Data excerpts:
##############################

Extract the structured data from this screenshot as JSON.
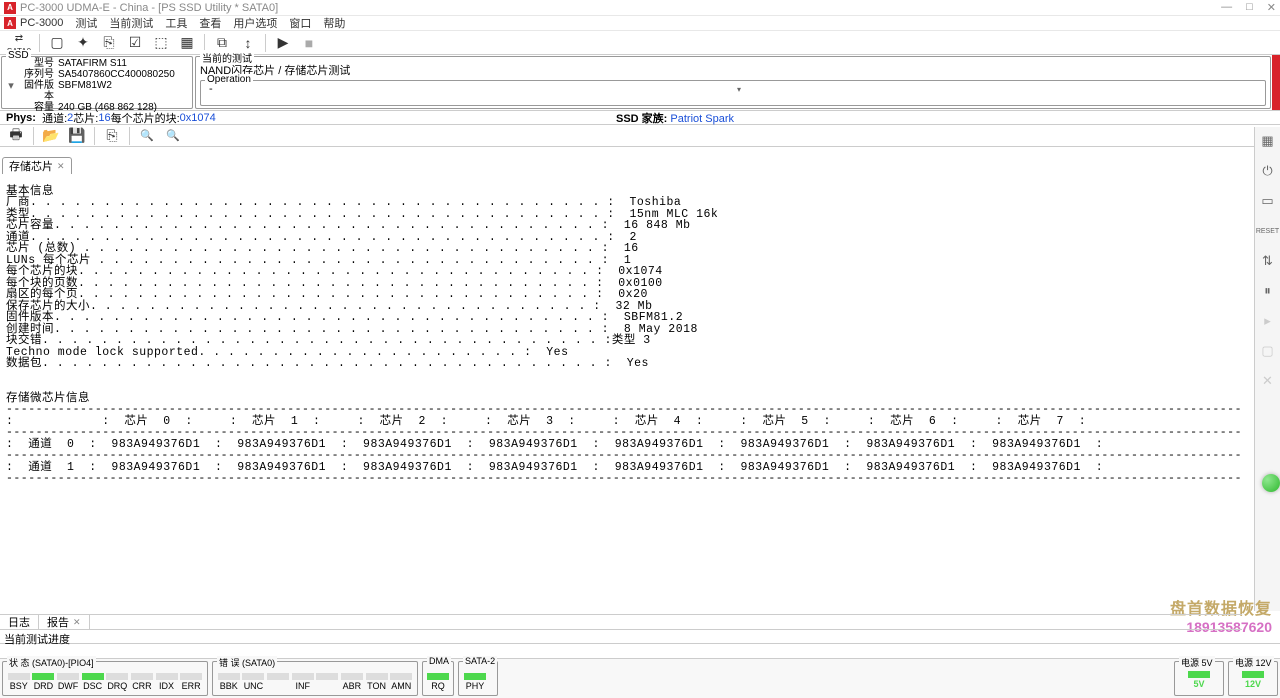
{
  "titlebar": {
    "title": "PC-3000 UDMA-E - China - [PS SSD Utility * SATA0]"
  },
  "menubar": {
    "app": "PC-3000",
    "items": [
      "测试",
      "当前测试",
      "工具",
      "查看",
      "用户选项",
      "窗口",
      "帮助"
    ]
  },
  "sata_label": "SATA0",
  "ssd_panel": {
    "legend": "SSD",
    "rows": [
      {
        "lbl": "型号",
        "val": "SATAFIRM   S11"
      },
      {
        "lbl": "序列号",
        "val": "SA5407860CC400080250"
      },
      {
        "lbl": "固件版本",
        "val": "SBFM81W2"
      },
      {
        "lbl": "容量",
        "val": "240 GB (468 862 128)"
      }
    ]
  },
  "test_panel": {
    "legend": "当前的测试",
    "path": "NAND闪存芯片 / 存储芯片测试",
    "op_legend": "Operation",
    "op_value": "-"
  },
  "status_line": {
    "phys": "Phys:",
    "ch_lbl": "通道: ",
    "ch_val": "2",
    "chip_lbl": " 芯片: ",
    "chip_val": "16",
    "blk_lbl": " 每个芯片的块: ",
    "blk_val": "0x1074",
    "ssd_family_lbl": "SSD 家族: ",
    "ssd_family_val": "Patriot Spark"
  },
  "tabs": {
    "chip_tab": "存储芯片"
  },
  "log": {
    "header1": "基本信息",
    "lines": [
      "厂商. . . . . . . . . . . . . . . . . . . . . . . . . . . . . . . . . . . . . . . :  Toshiba",
      "类型. . . . . . . . . . . . . . . . . . . . . . . . . . . . . . . . . . . . . . . :  15nm MLC 16k",
      "芯片容量. . . . . . . . . . . . . . . . . . . . . . . . . . . . . . . . . . . . . :  16 848 Mb",
      "通道. . . . . . . . . . . . . . . . . . . . . . . . . . . . . . . . . . . . . . . :  2",
      "芯片 (总数) . . . . . . . . . . . . . . . . . . . . . . . . . . . . . . . . . . . :  16",
      "LUNs 每个芯片 . . . . . . . . . . . . . . . . . . . . . . . . . . . . . . . . . . :  1",
      "每个芯片的块. . . . . . . . . . . . . . . . . . . . . . . . . . . . . . . . . . . :  0x1074",
      "每个块的页数. . . . . . . . . . . . . . . . . . . . . . . . . . . . . . . . . . . :  0x0100",
      "扇区的每个页. . . . . . . . . . . . . . . . . . . . . . . . . . . . . . . . . . . :  0x20",
      "保存芯片的大小. . . . . . . . . . . . . . . . . . . . . . . . . . . . . . . . . . :  32 Mb",
      "固件版本. . . . . . . . . . . . . . . . . . . . . . . . . . . . . . . . . . . . . :  SBFM81.2",
      "创建时间. . . . . . . . . . . . . . . . . . . . . . . . . . . . . . . . . . . . . :  8 May 2018",
      "块交错. . . . . . . . . . . . . . . . . . . . . . . . . . . . . . . . . . . . . . :类型 3",
      "Techno mode lock supported. . . . . . . . . . . . . . . . . . . . . . :  Yes",
      "数据包. . . . . . . . . . . . . . . . . . . . . . . . . . . . . . . . . . . . . . :  Yes"
    ],
    "header2": "存储微芯片信息",
    "dash": "-------------------------------------------------------------------------------------------------------------------------------------------------------------------------",
    "chip_header": ":            :  芯片  0  :     :  芯片  1  :     :  芯片  2  :     :  芯片  3  :     :  芯片  4  :     :  芯片  5  :     :  芯片  6  :     :  芯片  7  :",
    "channel0": ":  通道  0  :  983A949376D1  :  983A949376D1  :  983A949376D1  :  983A949376D1  :  983A949376D1  :  983A949376D1  :  983A949376D1  :  983A949376D1  :",
    "channel1": ":  通道  1  :  983A949376D1  :  983A949376D1  :  983A949376D1  :  983A949376D1  :  983A949376D1  :  983A949376D1  :  983A949376D1  :  983A949376D1  :"
  },
  "bottom_tabs": {
    "log": "日志",
    "report": "报告"
  },
  "progress_label": "当前测试进度",
  "watermark": {
    "line1": "盘首数据恢复",
    "line2": "18913587620"
  },
  "statusbar": {
    "state_label": "状 态 (SATA0)-[PIO4]",
    "state_leds": [
      {
        "t": "BSY",
        "g": false
      },
      {
        "t": "DRD",
        "g": true
      },
      {
        "t": "DWF",
        "g": false
      },
      {
        "t": "DSC",
        "g": true
      },
      {
        "t": "DRQ",
        "g": false
      },
      {
        "t": "CRR",
        "g": false
      },
      {
        "t": "IDX",
        "g": false
      },
      {
        "t": "ERR",
        "g": false
      }
    ],
    "err_label": "错 误 (SATA0)",
    "err_leds": [
      {
        "t": "BBK",
        "g": false
      },
      {
        "t": "UNC",
        "g": false
      },
      {
        "t": "",
        "g": false
      },
      {
        "t": "INF",
        "g": false
      },
      {
        "t": "",
        "g": false
      },
      {
        "t": "ABR",
        "g": false
      },
      {
        "t": "TON",
        "g": false
      },
      {
        "t": "AMN",
        "g": false
      }
    ],
    "dma_label": "DMA",
    "dma_leds": [
      {
        "t": "RQ",
        "g": true
      }
    ],
    "sata2_label": "SATA-2",
    "sata2_leds": [
      {
        "t": "PHY",
        "g": true
      }
    ],
    "pow5_label": "电源 5V",
    "pow5_val": "5V",
    "pow12_label": "电源 12V",
    "pow12_val": "12V"
  }
}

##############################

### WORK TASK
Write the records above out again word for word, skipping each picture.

### COMPLETED TASK
Extract the structured data from this screenshot as JSON.
{
  "titlebar": {
    "title": "PC-3000 UDMA-E - China - [PS SSD Utility * SATA0]"
  },
  "menubar": {
    "app": "PC-3000",
    "items": [
      "测试",
      "当前测试",
      "工具",
      "查看",
      "用户选项",
      "窗口",
      "帮助"
    ]
  },
  "sata_label": "SATA0",
  "ssd_panel": {
    "legend": "SSD",
    "rows": [
      {
        "lbl": "型号",
        "val": "SATAFIRM   S11"
      },
      {
        "lbl": "序列号",
        "val": "SA5407860CC400080250"
      },
      {
        "lbl": "固件版本",
        "val": "SBFM81W2"
      },
      {
        "lbl": "容量",
        "val": "240 GB (468 862 128)"
      }
    ]
  },
  "test_panel": {
    "legend": "当前的测试",
    "path": "NAND闪存芯片 / 存储芯片测试",
    "op_legend": "Operation",
    "op_value": "-"
  },
  "status_line": {
    "phys": "Phys:",
    "ch_lbl": "通道: ",
    "ch_val": "2",
    "chip_lbl": " 芯片: ",
    "chip_val": "16",
    "blk_lbl": " 每个芯片的块: ",
    "blk_val": "0x1074",
    "ssd_family_lbl": "SSD 家族: ",
    "ssd_family_val": "Patriot Spark"
  },
  "tabs": {
    "chip_tab": "存储芯片"
  },
  "log": {
    "header1": "基本信息",
    "lines": [
      "厂商. . . . . . . . . . . . . . . . . . . . . . . . . . . . . . . . . . . . . . . :  Toshiba",
      "类型. . . . . . . . . . . . . . . . . . . . . . . . . . . . . . . . . . . . . . . :  15nm MLC 16k",
      "芯片容量. . . . . . . . . . . . . . . . . . . . . . . . . . . . . . . . . . . . . :  16 848 Mb",
      "通道. . . . . . . . . . . . . . . . . . . . . . . . . . . . . . . . . . . . . . . :  2",
      "芯片 (总数) . . . . . . . . . . . . . . . . . . . . . . . . . . . . . . . . . . . :  16",
      "LUNs 每个芯片 . . . . . . . . . . . . . . . . . . . . . . . . . . . . . . . . . . :  1",
      "每个芯片的块. . . . . . . . . . . . . . . . . . . . . . . . . . . . . . . . . . . :  0x1074",
      "每个块的页数. . . . . . . . . . . . . . . . . . . . . . . . . . . . . . . . . . . :  0x0100",
      "扇区的每个页. . . . . . . . . . . . . . . . . . . . . . . . . . . . . . . . . . . :  0x20",
      "保存芯片的大小. . . . . . . . . . . . . . . . . . . . . . . . . . . . . . . . . . :  32 Mb",
      "固件版本. . . . . . . . . . . . . . . . . . . . . . . . . . . . . . . . . . . . . :  SBFM81.2",
      "创建时间. . . . . . . . . . . . . . . . . . . . . . . . . . . . . . . . . . . . . :  8 May 2018",
      "块交错. . . . . . . . . . . . . . . . . . . . . . . . . . . . . . . . . . . . . . :类型 3",
      "Techno mode lock supported. . . . . . . . . . . . . . . . . . . . . . :  Yes",
      "数据包. . . . . . . . . . . . . . . . . . . . . . . . . . . . . . . . . . . . . . :  Yes"
    ],
    "header2": "存储微芯片信息",
    "dash": "-------------------------------------------------------------------------------------------------------------------------------------------------------------------------",
    "chip_header": ":            :  芯片  0  :     :  芯片  1  :     :  芯片  2  :     :  芯片  3  :     :  芯片  4  :     :  芯片  5  :     :  芯片  6  :     :  芯片  7  :",
    "channel0": ":  通道  0  :  983A949376D1  :  983A949376D1  :  983A949376D1  :  983A949376D1  :  983A949376D1  :  983A949376D1  :  983A949376D1  :  983A949376D1  :",
    "channel1": ":  通道  1  :  983A949376D1  :  983A949376D1  :  983A949376D1  :  983A949376D1  :  983A949376D1  :  983A949376D1  :  983A949376D1  :  983A949376D1  :"
  },
  "bottom_tabs": {
    "log": "日志",
    "report": "报告"
  },
  "progress_label": "当前测试进度",
  "watermark": {
    "line1": "盘首数据恢复",
    "line2": "18913587620"
  },
  "statusbar": {
    "state_label": "状 态 (SATA0)-[PIO4]",
    "state_leds": [
      {
        "t": "BSY",
        "g": false
      },
      {
        "t": "DRD",
        "g": true
      },
      {
        "t": "DWF",
        "g": false
      },
      {
        "t": "DSC",
        "g": true
      },
      {
        "t": "DRQ",
        "g": false
      },
      {
        "t": "CRR",
        "g": false
      },
      {
        "t": "IDX",
        "g": false
      },
      {
        "t": "ERR",
        "g": false
      }
    ],
    "err_label": "错 误 (SATA0)",
    "err_leds": [
      {
        "t": "BBK",
        "g": false
      },
      {
        "t": "UNC",
        "g": false
      },
      {
        "t": "",
        "g": false
      },
      {
        "t": "INF",
        "g": false
      },
      {
        "t": "",
        "g": false
      },
      {
        "t": "ABR",
        "g": false
      },
      {
        "t": "TON",
        "g": false
      },
      {
        "t": "AMN",
        "g": false
      }
    ],
    "dma_label": "DMA",
    "dma_leds": [
      {
        "t": "RQ",
        "g": true
      }
    ],
    "sata2_label": "SATA-2",
    "sata2_leds": [
      {
        "t": "PHY",
        "g": true
      }
    ],
    "pow5_label": "电源 5V",
    "pow5_val": "5V",
    "pow12_label": "电源 12V",
    "pow12_val": "12V"
  }
}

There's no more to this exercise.